The required answer is every line of the data containing the word "title".

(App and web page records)
★ ★ ★
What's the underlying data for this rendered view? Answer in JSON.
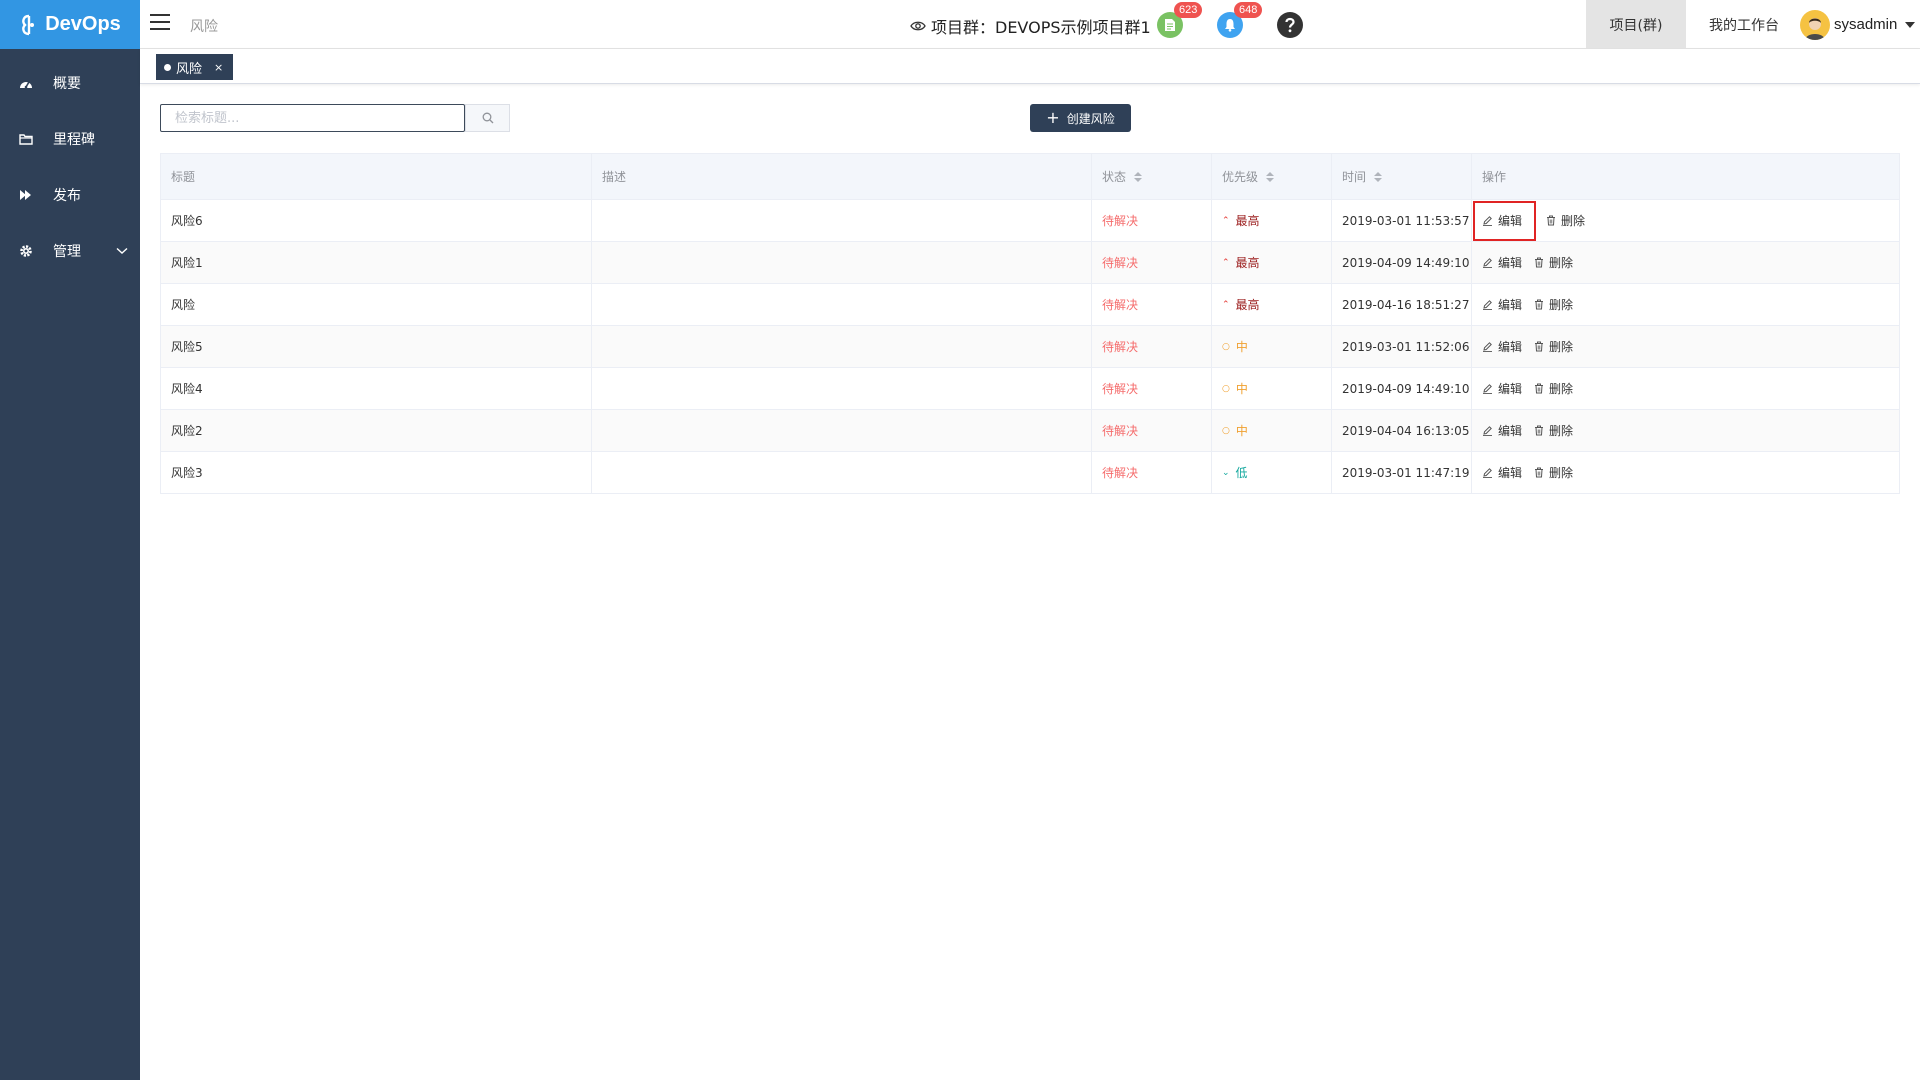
{
  "app": {
    "name": "DevOps"
  },
  "sidebar": {
    "items": [
      {
        "label": "概要",
        "icon": "dashboard-icon"
      },
      {
        "label": "里程碑",
        "icon": "folder-icon"
      },
      {
        "label": "发布",
        "icon": "forward-icon"
      },
      {
        "label": "管理",
        "icon": "gear-icon"
      }
    ]
  },
  "header": {
    "breadcrumb": "风险",
    "title": "项目群：DEVOPS示例项目群1",
    "doc_badge": "623",
    "bell_badge": "648",
    "help_icon": "question-icon",
    "tab_project": "项目(群)",
    "tab_workbench": "我的工作台",
    "username": "sysadmin"
  },
  "tags": {
    "active_tag": "风险",
    "close": "×"
  },
  "toolbar": {
    "search_placeholder": "检索标题...",
    "create_label": "创建风险"
  },
  "table": {
    "columns": [
      "标题",
      "描述",
      "状态",
      "优先级",
      "时间",
      "操作"
    ],
    "edit_label": "编辑",
    "delete_label": "删除",
    "rows": [
      {
        "title": "风险6",
        "desc": "",
        "status": "待解决",
        "priority": "最高",
        "level": "high",
        "time": "2019-03-01 11:53:57"
      },
      {
        "title": "风险1",
        "desc": "",
        "status": "待解决",
        "priority": "最高",
        "level": "high",
        "time": "2019-04-09 14:49:10"
      },
      {
        "title": "风险",
        "desc": "",
        "status": "待解决",
        "priority": "最高",
        "level": "high",
        "time": "2019-04-16 18:51:27"
      },
      {
        "title": "风险5",
        "desc": "",
        "status": "待解决",
        "priority": "中",
        "level": "mid",
        "time": "2019-03-01 11:52:06"
      },
      {
        "title": "风险4",
        "desc": "",
        "status": "待解决",
        "priority": "中",
        "level": "mid",
        "time": "2019-04-09 14:49:10"
      },
      {
        "title": "风险2",
        "desc": "",
        "status": "待解决",
        "priority": "中",
        "level": "mid",
        "time": "2019-04-04 16:13:05"
      },
      {
        "title": "风险3",
        "desc": "",
        "status": "待解决",
        "priority": "低",
        "level": "low",
        "time": "2019-03-01 11:47:19"
      }
    ]
  },
  "colors": {
    "sidebar_bg": "#2f4057",
    "logo_bg": "#3296e3",
    "status_red": "#f56c6c",
    "priority_high": "#9b1c1c",
    "priority_mid": "#f0a02f",
    "priority_low": "#13a89e",
    "highlight_box": "#e02424"
  }
}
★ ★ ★
SOLUTION FOR THIS PROBLEM >>
    "title": "项目群：DEVOPS示例项目群1",
        "title": "风险6",
        "title": "风险1",
        "title": "风险",
        "title": "风险5",
        "title": "风险4",
        "title": "风险2",
        "title": "风险3",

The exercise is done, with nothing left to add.